Learn how to start a Nevada LLC.
Can I change my Nevada LLC to a restricted LLC?
Yes. You can amend your regular LLC to a restricted LLC by filing a Certificate of Amendment ($175) with the Secretary of State.
Do I need an EIN for my restricted LLC?
Yes. Since restricted LLCs are used for estate planning and passing assets between family members, they often have to pay estate or gift taxes. These taxes are collected when transferring assets from one person to another or in the case of someone’s death.
Check out our How to Get an EIN Guide.
Do I file an annual report for my restricted LLC?

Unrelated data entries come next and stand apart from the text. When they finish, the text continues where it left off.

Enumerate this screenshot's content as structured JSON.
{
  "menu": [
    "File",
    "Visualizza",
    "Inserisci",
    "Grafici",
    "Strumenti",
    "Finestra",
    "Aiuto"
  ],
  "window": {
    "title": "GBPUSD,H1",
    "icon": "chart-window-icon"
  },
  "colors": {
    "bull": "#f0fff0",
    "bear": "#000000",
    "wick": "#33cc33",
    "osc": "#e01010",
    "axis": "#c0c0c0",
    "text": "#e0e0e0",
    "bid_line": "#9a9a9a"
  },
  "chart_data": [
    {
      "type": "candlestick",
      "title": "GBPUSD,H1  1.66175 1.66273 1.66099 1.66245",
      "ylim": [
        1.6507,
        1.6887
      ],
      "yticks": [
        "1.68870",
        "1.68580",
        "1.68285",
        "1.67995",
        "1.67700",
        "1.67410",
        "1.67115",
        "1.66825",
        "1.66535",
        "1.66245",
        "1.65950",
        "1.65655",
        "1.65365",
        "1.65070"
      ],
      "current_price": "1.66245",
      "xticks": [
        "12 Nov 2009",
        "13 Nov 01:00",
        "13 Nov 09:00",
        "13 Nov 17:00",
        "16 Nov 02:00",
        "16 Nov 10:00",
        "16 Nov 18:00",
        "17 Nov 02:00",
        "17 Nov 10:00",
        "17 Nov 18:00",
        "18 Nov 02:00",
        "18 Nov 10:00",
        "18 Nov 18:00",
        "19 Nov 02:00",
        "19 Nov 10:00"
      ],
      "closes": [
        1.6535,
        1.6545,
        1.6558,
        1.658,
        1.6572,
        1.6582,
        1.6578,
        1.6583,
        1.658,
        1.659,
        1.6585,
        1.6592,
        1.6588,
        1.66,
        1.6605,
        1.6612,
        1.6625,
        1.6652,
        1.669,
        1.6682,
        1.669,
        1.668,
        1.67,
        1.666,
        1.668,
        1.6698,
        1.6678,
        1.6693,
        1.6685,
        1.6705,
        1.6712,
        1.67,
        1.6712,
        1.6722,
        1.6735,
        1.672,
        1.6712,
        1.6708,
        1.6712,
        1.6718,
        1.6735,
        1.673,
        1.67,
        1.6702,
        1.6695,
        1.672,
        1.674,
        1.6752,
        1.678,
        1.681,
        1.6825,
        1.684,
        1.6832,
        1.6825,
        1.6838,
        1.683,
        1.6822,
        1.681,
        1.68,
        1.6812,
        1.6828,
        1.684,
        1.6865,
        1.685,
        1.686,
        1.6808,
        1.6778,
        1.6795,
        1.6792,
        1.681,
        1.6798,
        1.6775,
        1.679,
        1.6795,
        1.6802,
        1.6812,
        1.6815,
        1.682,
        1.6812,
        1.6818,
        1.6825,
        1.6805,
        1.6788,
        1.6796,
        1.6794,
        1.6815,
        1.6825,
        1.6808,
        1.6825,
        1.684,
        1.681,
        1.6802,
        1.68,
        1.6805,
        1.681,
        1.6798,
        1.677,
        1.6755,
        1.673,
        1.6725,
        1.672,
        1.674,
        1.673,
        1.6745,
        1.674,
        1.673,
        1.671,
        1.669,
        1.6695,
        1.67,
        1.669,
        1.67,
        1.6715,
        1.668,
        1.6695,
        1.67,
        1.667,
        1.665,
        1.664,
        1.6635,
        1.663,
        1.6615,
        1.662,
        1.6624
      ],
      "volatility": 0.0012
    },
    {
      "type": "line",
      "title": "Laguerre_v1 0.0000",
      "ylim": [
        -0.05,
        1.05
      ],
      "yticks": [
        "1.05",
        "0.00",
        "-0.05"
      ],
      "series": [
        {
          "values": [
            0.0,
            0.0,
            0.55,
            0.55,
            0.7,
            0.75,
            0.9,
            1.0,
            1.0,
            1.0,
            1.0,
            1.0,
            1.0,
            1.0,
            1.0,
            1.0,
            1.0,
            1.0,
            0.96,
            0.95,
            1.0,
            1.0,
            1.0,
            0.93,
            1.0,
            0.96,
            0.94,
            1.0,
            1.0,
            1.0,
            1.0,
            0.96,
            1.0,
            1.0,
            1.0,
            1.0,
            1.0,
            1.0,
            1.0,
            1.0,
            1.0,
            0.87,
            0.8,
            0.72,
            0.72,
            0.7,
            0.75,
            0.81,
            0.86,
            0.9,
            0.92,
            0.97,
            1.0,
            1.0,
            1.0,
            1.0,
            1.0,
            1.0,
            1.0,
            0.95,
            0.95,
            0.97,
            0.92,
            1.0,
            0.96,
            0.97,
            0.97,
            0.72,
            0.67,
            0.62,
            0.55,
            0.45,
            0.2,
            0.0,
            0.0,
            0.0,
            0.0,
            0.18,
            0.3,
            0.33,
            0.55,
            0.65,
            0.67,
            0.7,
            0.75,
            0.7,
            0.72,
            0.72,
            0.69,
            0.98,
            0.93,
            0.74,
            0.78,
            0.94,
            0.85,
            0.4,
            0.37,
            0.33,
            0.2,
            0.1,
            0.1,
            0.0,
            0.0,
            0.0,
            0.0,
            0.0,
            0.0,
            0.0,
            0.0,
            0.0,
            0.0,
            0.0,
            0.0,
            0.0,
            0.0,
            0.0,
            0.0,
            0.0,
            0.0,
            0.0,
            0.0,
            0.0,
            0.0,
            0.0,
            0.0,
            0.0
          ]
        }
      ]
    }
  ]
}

Yes. All Nevada LLCs must file a Nevada Annual Report ($350) each year at the end of your anniversary formation month.
What is the difference between a restricted LLC and a series LLC?
Restricted LLCs are LLCs with restrictions on when owners can make distributions. They’re often used for estate planning or as an asset vehicle. A Nevada Series LLC is an LLC with one or more divisions (called “series”) within itself, each with its own liability, assets, and debt. Series LLCs are often used to separate out assets—for example, several rental properties—so that if one series is sued, the assets held within the other series are shielded.

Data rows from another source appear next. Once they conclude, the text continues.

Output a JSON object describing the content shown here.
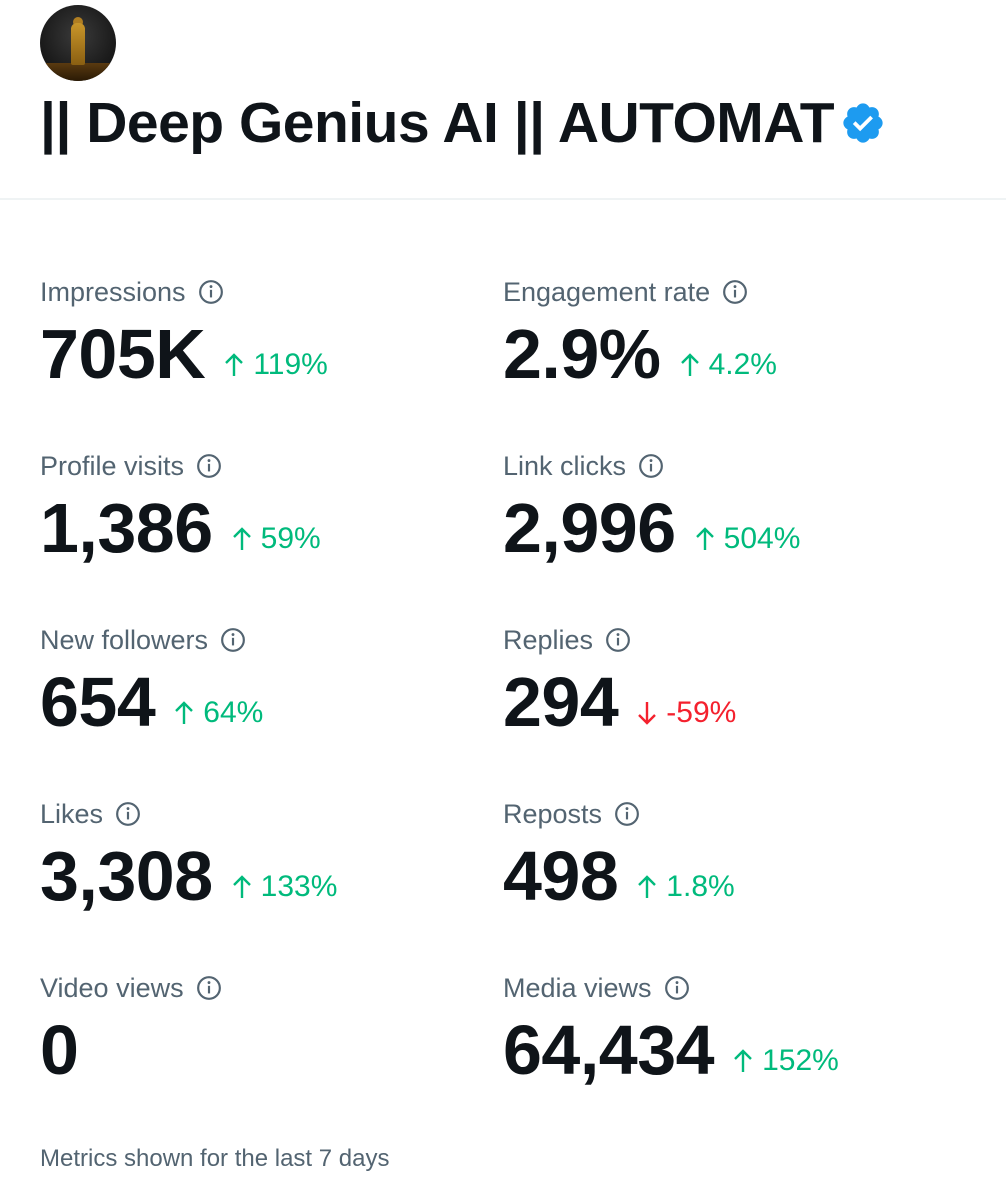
{
  "profile": {
    "name": "|| Deep Genius AI || AUTOMAT",
    "verified": true,
    "verified_color": "#1d9bf0"
  },
  "metrics": [
    {
      "label": "Impressions",
      "value": "705K",
      "change": "119%",
      "direction": "up"
    },
    {
      "label": "Engagement rate",
      "value": "2.9%",
      "change": "4.2%",
      "direction": "up"
    },
    {
      "label": "Profile visits",
      "value": "1,386",
      "change": "59%",
      "direction": "up"
    },
    {
      "label": "Link clicks",
      "value": "2,996",
      "change": "504%",
      "direction": "up"
    },
    {
      "label": "New followers",
      "value": "654",
      "change": "64%",
      "direction": "up"
    },
    {
      "label": "Replies",
      "value": "294",
      "change": "-59%",
      "direction": "down"
    },
    {
      "label": "Likes",
      "value": "3,308",
      "change": "133%",
      "direction": "up"
    },
    {
      "label": "Reposts",
      "value": "498",
      "change": "1.8%",
      "direction": "up"
    },
    {
      "label": "Video views",
      "value": "0",
      "change": "",
      "direction": "none"
    },
    {
      "label": "Media views",
      "value": "64,434",
      "change": "152%",
      "direction": "up"
    }
  ],
  "colors": {
    "up": "#00ba7c",
    "down": "#f4212e",
    "label": "#536471",
    "text": "#0f1419"
  },
  "footer": "Metrics shown for the last 7 days"
}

Learn more about Series LLCs.
Restricted LLC Taxes
One of the biggest perks of setting up a restricted LLC is the tax-free interest. What you put into your restricted LLC remains untaxed while distributions are locked. So, if you’ve elected to have your restricted LLC only make distributions after five years, for those five years, you pay no Nevada state taxes. Once the assets are distributed from your restricted LLC, you’ll have to pay a gift or estate tax, but at a significantly lower rate due to restricted LLCs valuation discounts. A valuation discount applies to the fair market value of a company’s value or assets.
How do I dissolve my restricted LLC?
To dissolve a restricted LLC, you’ll need to take the same steps as dissolving a regular LLC. To dissolve an LLC in Nevada, you’ll file a form called Certificate of Dissolution/Cancellation Limited Liability Company.
Do I have to wait ten years before giving distributions for my restricted LLC?
No. You may specifically state that your restricted LLC will give out distributions on another schedule as long as it’s within ten years.
What’s the difference between a Wyoming Close LLC and a Nevada Restricted LLC?
A Wyoming Close LLC is an LLC structure often used by single-member LLCs or small family businesses as a way of keeping and passing control without as many restrictions. There is no restriction on contributions with a Wyoming Close LLC like there is with a Nevada Restricted LLC.
Learn more about Wyoming Close LLCs.
Is a Pennsylvania Restricted Professional LLC the same as a Restricted LLC in Nevada?
No. A Pennsylvania Restricted Professional LLC is Pennsylvania’s name for LLCs that offer professional services that are governed by licensing boards such as doctors, therapists, and accountants.
Can I only use my restricted LLC for passing assets between family members?
No. Technically, you could use a restricted LLC for doing regular business, but profit distributions would be tightly controlled. Starting a traditional Nevada LLC generally works better for most business owners.
You may use your restricted LLC for passing assets to people that are not family members. However, most restricted LLCs are used for estate planning between families and as a tax-free vehicle for transferring assets.
Can I move my restricted LLC to another state?
No. You can not move your Nevada Restricted LLC to another state since no other state recognizes the structure. Trying to register your Nevada Restricted LLC in another state will change it into a regular LLC without the restrictions, benefits, or advantages of the original structure.